Another thing to take into account, the actual businesses are not going to be affected. If we're investing based on fundamentals and where this business is going to be over the long-term, what sector it's in should not matter to you, if you're buying individual stocks. Again, if you're a fund investor, this is something you need to pay attention to. There may be a little bit of foreselling. You may see, in some of your holdings, a little bit of weird price movements that don't make a lot of sense. If you see that toward the end of this month, or in December, when the MSCI rebalances their sectors, that's probably why. Just keep that in mind and stay the course.
Lewis: Yeah, exactly. Long-term, not a huge thing, but could create a little bit of short-term weirdness. Nick, thanks for hopping on the show!
Sciple: Thanks so much! I enjoyed it!

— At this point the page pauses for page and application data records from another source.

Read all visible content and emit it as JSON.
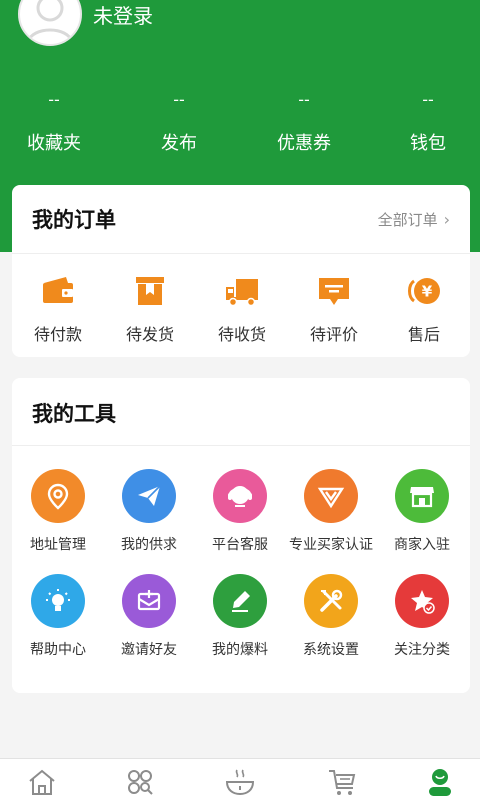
{
  "header": {
    "login_text": "未登录",
    "stats": [
      {
        "value": "--",
        "label": "收藏夹"
      },
      {
        "value": "--",
        "label": "发布"
      },
      {
        "value": "--",
        "label": "优惠券"
      },
      {
        "value": "--",
        "label": "钱包"
      }
    ]
  },
  "orders": {
    "title": "我的订单",
    "all_label": "全部订单",
    "items": [
      {
        "label": "待付款",
        "icon": "wallet-icon"
      },
      {
        "label": "待发货",
        "icon": "package-icon"
      },
      {
        "label": "待收货",
        "icon": "truck-icon"
      },
      {
        "label": "待评价",
        "icon": "comment-icon"
      },
      {
        "label": "售后",
        "icon": "after-sale-icon"
      }
    ]
  },
  "tools": {
    "title": "我的工具",
    "items": [
      {
        "label": "地址管理",
        "icon": "location-icon",
        "color": "#f28a2a"
      },
      {
        "label": "我的供求",
        "icon": "paper-plane-icon",
        "color": "#3f8fe6"
      },
      {
        "label": "平台客服",
        "icon": "customer-service-icon",
        "color": "#e95a9a"
      },
      {
        "label": "专业买家认证",
        "icon": "verified-v-icon",
        "color": "#f07a2d"
      },
      {
        "label": "商家入驻",
        "icon": "store-icon",
        "color": "#4dbb3a"
      },
      {
        "label": "帮助中心",
        "icon": "lightbulb-icon",
        "color": "#2fa8e8"
      },
      {
        "label": "邀请好友",
        "icon": "invite-mail-icon",
        "color": "#9a5ad8"
      },
      {
        "label": "我的爆料",
        "icon": "pencil-icon",
        "color": "#2e9f3e"
      },
      {
        "label": "系统设置",
        "icon": "tools-icon",
        "color": "#f2a51b"
      },
      {
        "label": "关注分类",
        "icon": "star-badge-icon",
        "color": "#e53a3a"
      }
    ]
  },
  "tabbar": {
    "items": [
      {
        "icon": "home-icon"
      },
      {
        "icon": "categories-icon"
      },
      {
        "icon": "bowl-icon"
      },
      {
        "icon": "cart-icon"
      },
      {
        "icon": "profile-icon",
        "active": true
      }
    ],
    "active_color": "#1f9a3b",
    "inactive_color": "#8c8c8c"
  },
  "theme": {
    "brand_green": "#1f9a3b",
    "order_orange": "#f08a1c"
  }
}
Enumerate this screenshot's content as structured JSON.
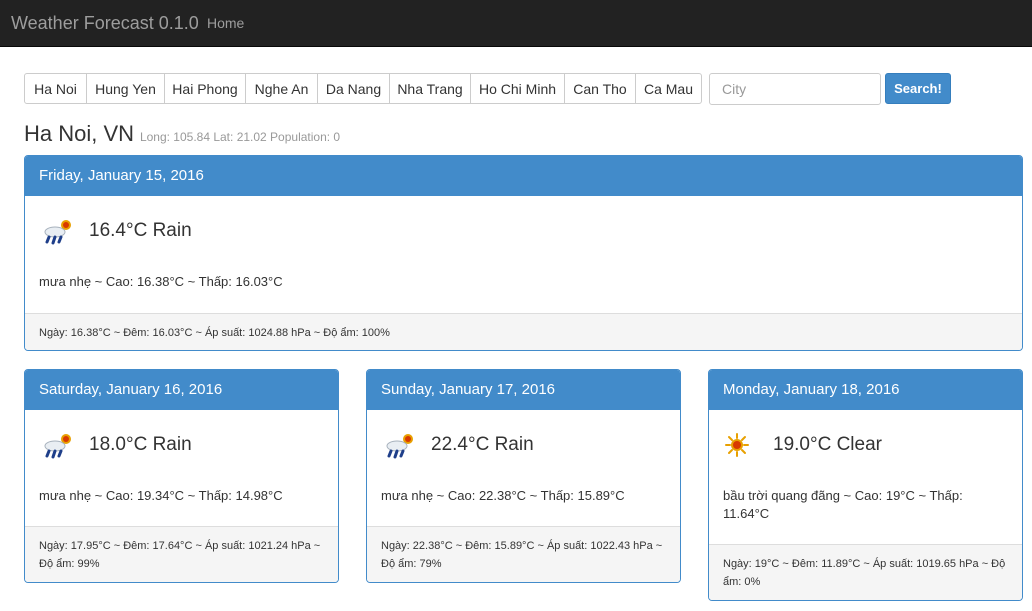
{
  "navbar": {
    "brand": "Weather Forecast 0.1.0",
    "home": "Home"
  },
  "cities": [
    "Ha Noi",
    "Hung Yen",
    "Hai Phong",
    "Nghe An",
    "Da Nang",
    "Nha Trang",
    "Ho Chi Minh",
    "Can Tho",
    "Ca Mau"
  ],
  "search": {
    "placeholder": "City",
    "button": "Search!"
  },
  "location": {
    "name": "Ha Noi, VN",
    "meta": "Long: 105.84 Lat: 21.02 Population: 0"
  },
  "days": [
    {
      "date": "Friday, January 15, 2016",
      "icon": "rain-sun-icon",
      "temp": "16.4°C Rain",
      "desc": "mưa nhẹ ~  Cao: 16.38°C ~  Thấp: 16.03°C",
      "footer": "Ngày: 16.38°C ~  Đêm: 16.03°C ~  Áp suất: 1024.88 hPa ~  Độ ẩm: 100%"
    },
    {
      "date": "Saturday, January 16, 2016",
      "icon": "rain-sun-icon",
      "temp": "18.0°C Rain",
      "desc": "mưa nhẹ ~  Cao: 19.34°C ~  Thấp: 14.98°C",
      "footer": "Ngày: 17.95°C ~  Đêm: 17.64°C ~  Áp suất: 1021.24 hPa ~  Độ ẩm: 99%"
    },
    {
      "date": "Sunday, January 17, 2016",
      "icon": "rain-sun-icon",
      "temp": "22.4°C Rain",
      "desc": "mưa nhẹ ~  Cao: 22.38°C ~  Thấp: 15.89°C",
      "footer": "Ngày: 22.38°C ~  Đêm: 15.89°C ~  Áp suất: 1022.43 hPa ~  Độ ẩm: 79%"
    },
    {
      "date": "Monday, January 18, 2016",
      "icon": "sun-icon",
      "temp": "19.0°C Clear",
      "desc": "bầu trời quang đãng ~  Cao: 19°C ~  Thấp: 11.64°C",
      "footer": "Ngày: 19°C ~  Đêm: 11.89°C ~  Áp suất: 1019.65 hPa ~  Độ ẩm: 0%"
    }
  ],
  "colors": {
    "primary": "#428bca",
    "navbar": "#222222"
  }
}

Lewis: Listeners, that does it for this episode of Industry Focus. If you have any questions or if you just want to reach out and say hey, you can shoot us an email at firstname.lastname@example.org, or you can tweet us @MFIndustryFocus. If you're looking for more of our stuff, subscribe on iTunes or check out The Fool's family of shows over at fool.com/podcasts. As always, people on the program may own companies discussed on the show, and The Motley Fool may have formal recommendations for or against stocks mentioned, so don't buy or sell anything based solely on what you hear. Thanks to Austin Morgan for all his work behind the glass. For Nick Sciple, I'm Dylan Lewis. Thanks for listening and Fool on!
Suzanne Frey, an executive at Alphabet, is a member of The Motley Fool's board of directors. Dylan Lewis owns shares of GOOGL, AAPL, FB, and DIS. Nick Sciple owns shares of AAPL and FB. The Motley Fool owns shares of and recommends ATVI, GOOGL, GOOG, AAPL, FB, NFLX, TTWO, TWTR, and DIS. The Motley Fool has the following options: long January 2020 $150 calls on AAPL and short January 2020 $155 calls on AAPL. The Motley Fool recommends CMCSA, EBAY, EA, and VZ. The Motley Fool has a disclosure policy.